When business in the United States underwent a mild contraction in 1927, the Federal Reserve created more paper reserves in the hope of forestalling any possible bank reserve shortage. More disastrous, however, was the Federal Reserve's attempt to assist Great Britain who had been losing gold to us because the Bank of England refused to allow interest rates to rise when market forces dictated (it was politically unpalatable). The reasoning of the authorities involved was as follows: if the Federal Reserve pumped excessive paper reserves into American banks, interest rates in the United States would fall to a level comparable with those in Great Britain; this would act to stop Britain's gold loss and avoid the political embarrassment of having to raise interest rates. The "Fed" succeeded; it stopped the gold loss, but it nearly destroyed the economies of the world, in the process. The excess credit which the Fed pumped into the economy spilled over into the stock market-triggering a fantastic speculative boom. Belatedly, Federal Reserve officials attempted to sop up the excess reserves and finally succeeded in braking the boom. But it was too late: by 1929 the speculative imbalances had become so overwhelming that the attempt precipitated a sharp retrenching and a consequent demoralizing of business confidence. As a result, the American economy collapsed. Great Britain fared even worse, and rather than absorb the full consequences of her previous folly, she abandoned the gold standard completely in 1931, tearing asunder what remained of the fabric of confidence and inducing a world-wide series of bank failures. The world economies plunged into the Great Depression of the 1930's.
Alan Greenspan 1966
So, following his reasonable analysis of the causes of the Great Depression, we find that it was the inflation of the money supply that was the culprit, not the constriction of the money supply as Ben Bernanke seems to think.
The Federal Reserve and our government are doing exactly the wrong things. The dollar is holding its value becuase the big banks are holding their dollars. They will have to start lending massively soon (the Obamites will force them to). At that point the dollar will begin to lose value rapidly. Bernanke will try to leave interest rates low, but he will be forced by the holders of dollars as foreign reserves to try to slow the inflation by raising rates and constricting the money supply.

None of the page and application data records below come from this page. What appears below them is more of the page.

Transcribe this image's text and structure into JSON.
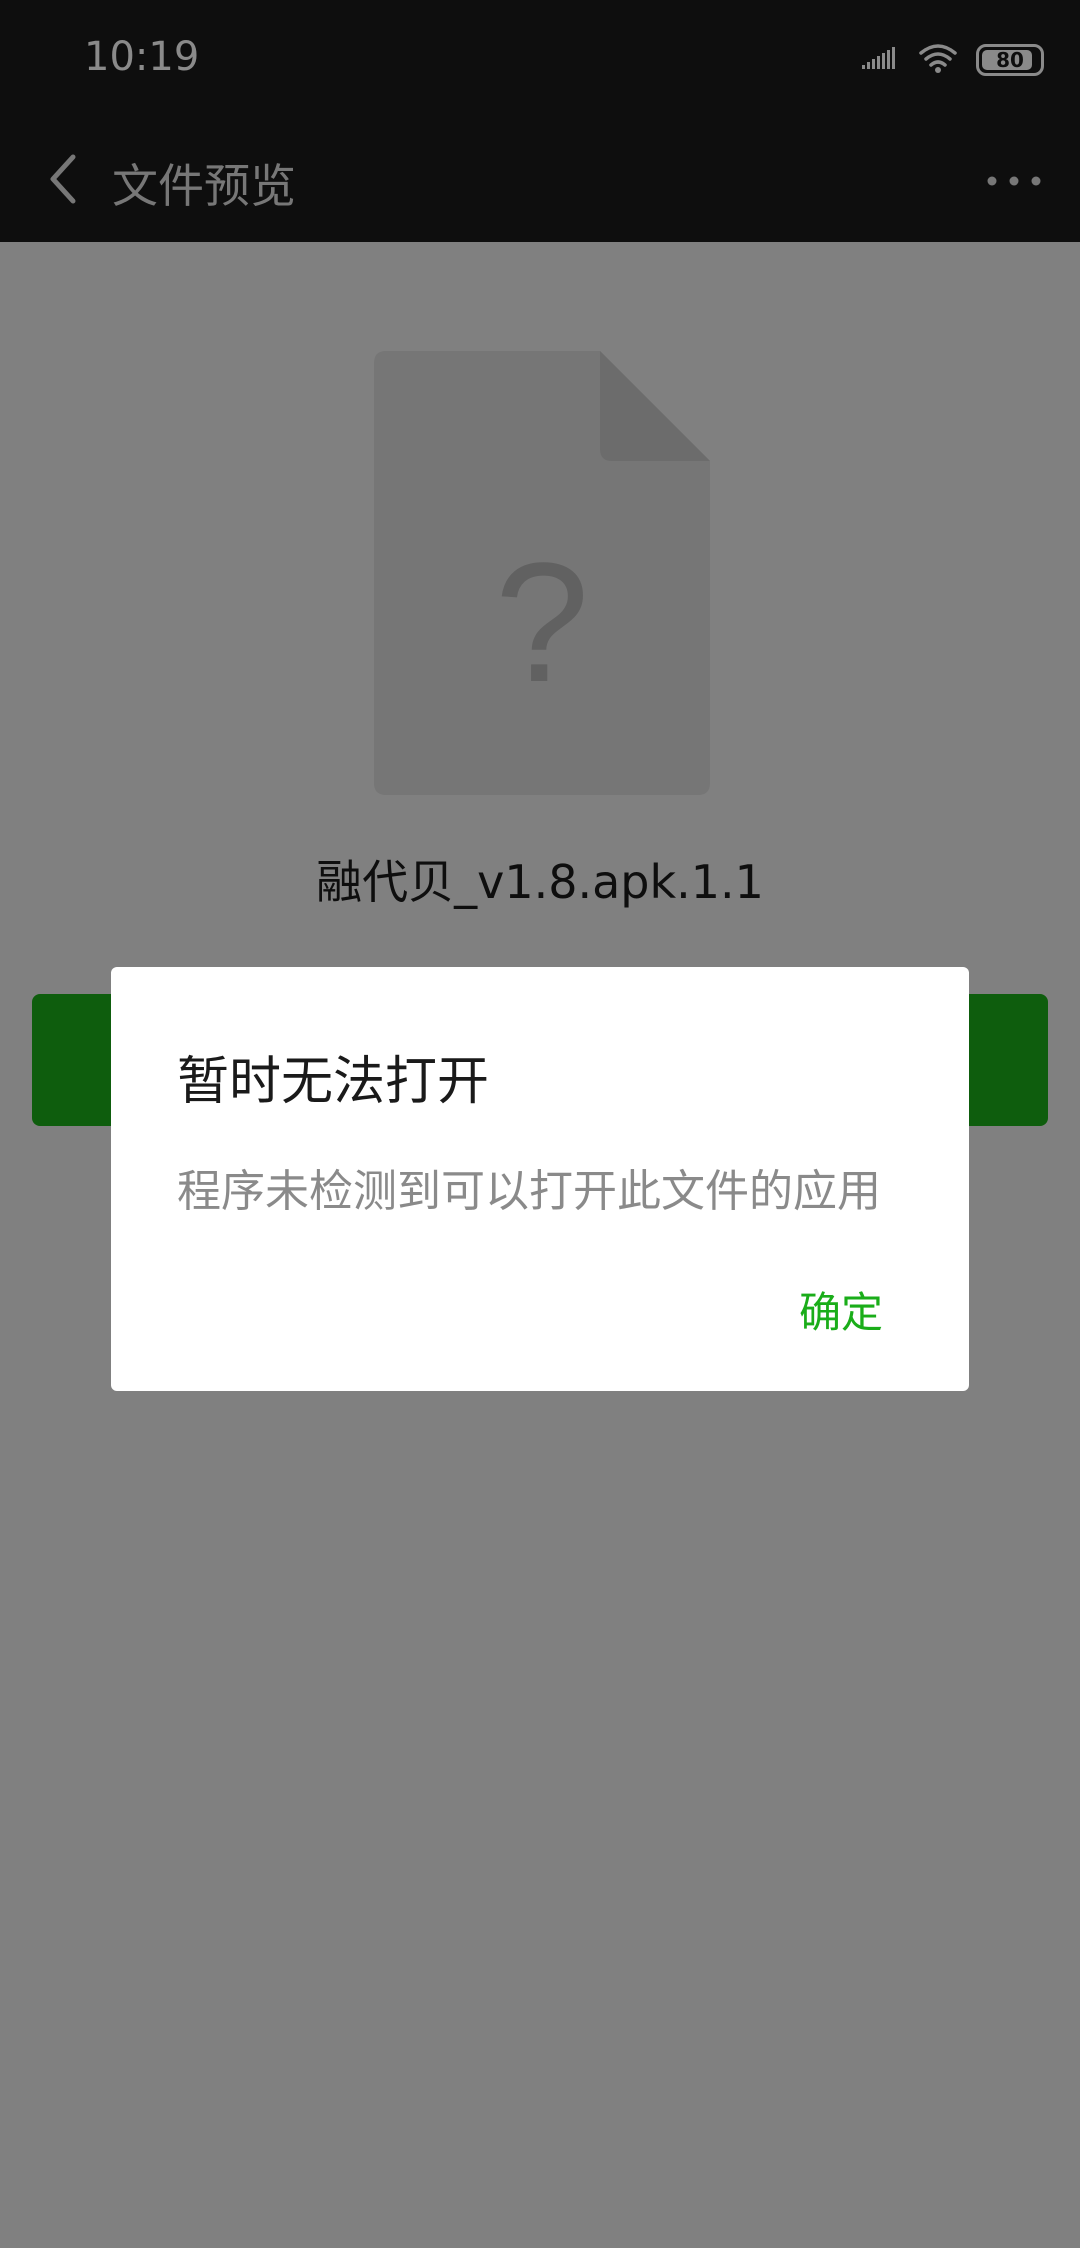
{
  "status_bar": {
    "time": "10:19",
    "battery_level": "80",
    "icons": [
      "signal-icon",
      "wifi-icon",
      "battery-icon"
    ]
  },
  "nav": {
    "title": "文件预览",
    "back_icon": "chevron-left-icon",
    "more_icon": "more-dots-icon"
  },
  "content": {
    "file_name": "融代贝_v1.8.apk.1.1",
    "file_icon": "unknown-file-icon",
    "file_icon_glyph": "?"
  },
  "dialog": {
    "title": "暂时无法打开",
    "message": "程序未检测到可以打开此文件的应用",
    "confirm_label": "确定"
  },
  "colors": {
    "accent": "#1aad19",
    "bar_background": "#1b1b1b",
    "page_background": "#ededed",
    "overlay": "rgba(0,0,0,0.46)"
  }
}
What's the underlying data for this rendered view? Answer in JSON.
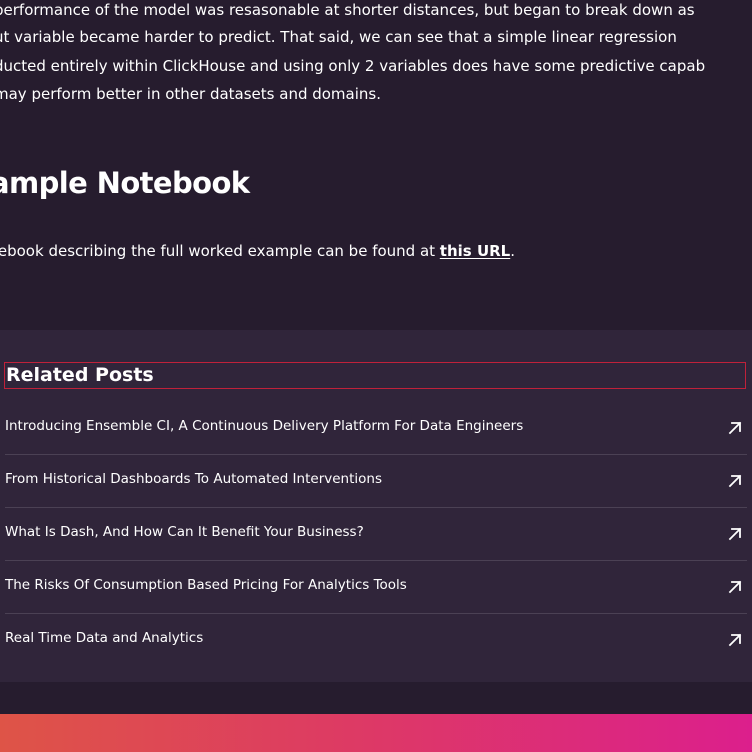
{
  "article": {
    "paragraph_lines": [
      "performance of the model was resasonable at shorter distances, but began to break down as",
      "ut variable became harder to predict. That said, we can see that a simple linear regression",
      "ducted entirely within ClickHouse and using only 2 variables does have some predictive capab",
      "may perform better in other datasets and domains."
    ],
    "heading": "ample Notebook",
    "notebook_text": "tebook describing the full worked example can be found at ",
    "notebook_link": "this URL",
    "notebook_suffix": "."
  },
  "related": {
    "title": "Related Posts",
    "posts": [
      {
        "label": "Introducing Ensemble CI, A Continuous Delivery Platform For Data Engineers",
        "icon": "arrow-up-right-icon"
      },
      {
        "label": "From Historical Dashboards To Automated Interventions",
        "icon": "arrow-up-right-icon"
      },
      {
        "label": "What Is Dash, And How Can It Benefit Your Business?",
        "icon": "arrow-up-right-icon"
      },
      {
        "label": "The Risks Of Consumption Based Pricing For Analytics Tools",
        "icon": "arrow-up-right-icon"
      },
      {
        "label": "Real Time Data and Analytics",
        "icon": "arrow-up-right-icon"
      }
    ]
  },
  "colors": {
    "background": "#261c2e",
    "related_background": "#30253a",
    "highlight_border": "#c0213a",
    "gradient_start": "#de5447",
    "gradient_end": "#dc1f8c"
  }
}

That will complete the cycle that Greenspan indicated back in 1966.